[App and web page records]
"""

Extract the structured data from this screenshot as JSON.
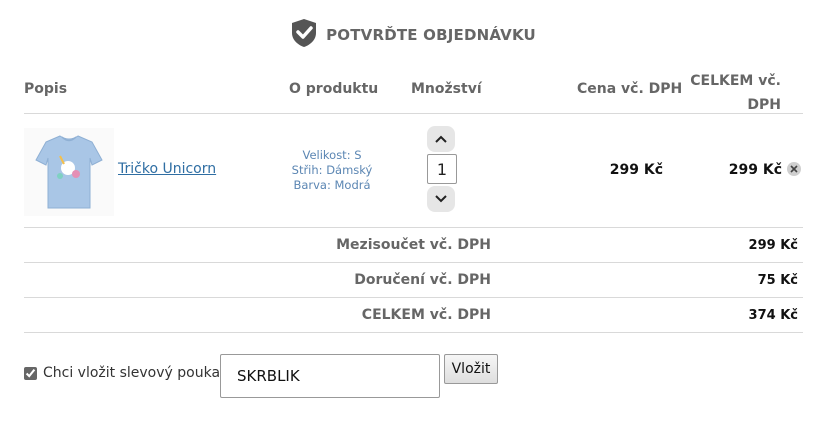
{
  "header": {
    "title": "POTVRĎTE OBJEDNÁVKU",
    "icon": "shield-check-icon"
  },
  "table": {
    "columns": {
      "popis": "Popis",
      "o_produktu": "O produktu",
      "mnozstvi": "Množství",
      "cena": "Cena vč. DPH",
      "celkem_line1": "CELKEM vč.",
      "celkem_line2": "DPH"
    },
    "item": {
      "name": "Tričko Unicorn",
      "attributes": [
        "Velikost: S",
        "Střih: Dámský",
        "Barva: Modrá"
      ],
      "quantity": "1",
      "unit_price": "299 Kč",
      "total": "299 Kč",
      "image_color": "#a9c6e6"
    }
  },
  "summary": {
    "subtotal_label": "Mezisoučet vč. DPH",
    "subtotal_value": "299 Kč",
    "delivery_label": "Doručení vč. DPH",
    "delivery_value": "75 Kč",
    "total_label": "CELKEM vč. DPH",
    "total_value": "374 Kč"
  },
  "coupon": {
    "checkbox_label": "Chci vložit slevový poukaz",
    "checked": true,
    "code": "SKRBLIK",
    "button_label": "Vložit"
  }
}
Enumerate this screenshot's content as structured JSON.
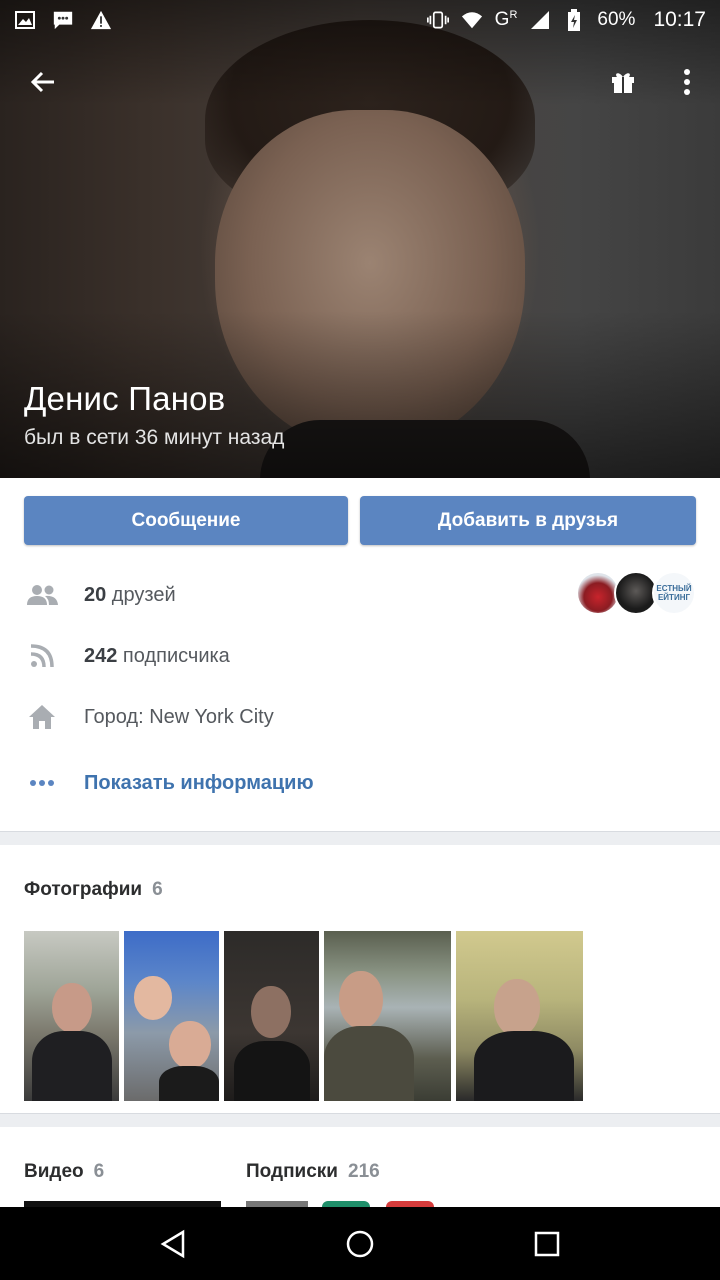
{
  "statusbar": {
    "battery": "60%",
    "network": "G",
    "network_sup": "R",
    "time": "10:17",
    "icons_left": [
      "image-icon",
      "message-icon",
      "warning-icon"
    ],
    "icons_right": [
      "vibrate-icon",
      "wifi-icon",
      "signal-icon",
      "battery-icon"
    ]
  },
  "profile": {
    "name": "Денис Панов",
    "last_seen": "был в сети 36 минут назад"
  },
  "actions": {
    "message_label": "Сообщение",
    "add_friend_label": "Добавить в друзья"
  },
  "info": {
    "friends_count": "20",
    "friends_label": " друзей",
    "followers_count": "242",
    "followers_label": " подписчика",
    "city": "Город: New York City",
    "show_info": "Показать информацию",
    "friend_avatar_text": "ЕСТНЫЙ\nЕЙТИНГ"
  },
  "photos": {
    "title": "Фотографии",
    "count": "6"
  },
  "videos": {
    "title": "Видео",
    "count": "6"
  },
  "subscriptions": {
    "title": "Подписки",
    "count": "216"
  },
  "colors": {
    "accent": "#5b85c1",
    "link": "#3f73ae",
    "navbar": "#000000"
  }
}
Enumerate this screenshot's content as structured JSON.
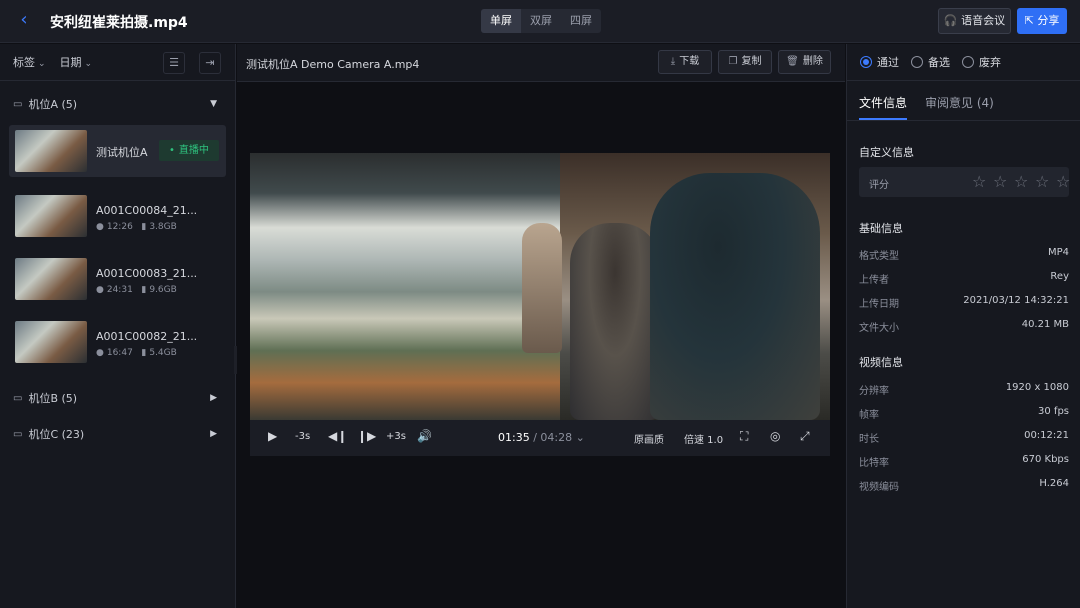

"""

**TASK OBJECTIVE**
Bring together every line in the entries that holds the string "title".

**ANSWER SECTION**
    "title": "POTVRĎTE OBJEDNÁVKU",
    "title": "Фотографии",
    "title": "Видео",
    "title": "Подписки",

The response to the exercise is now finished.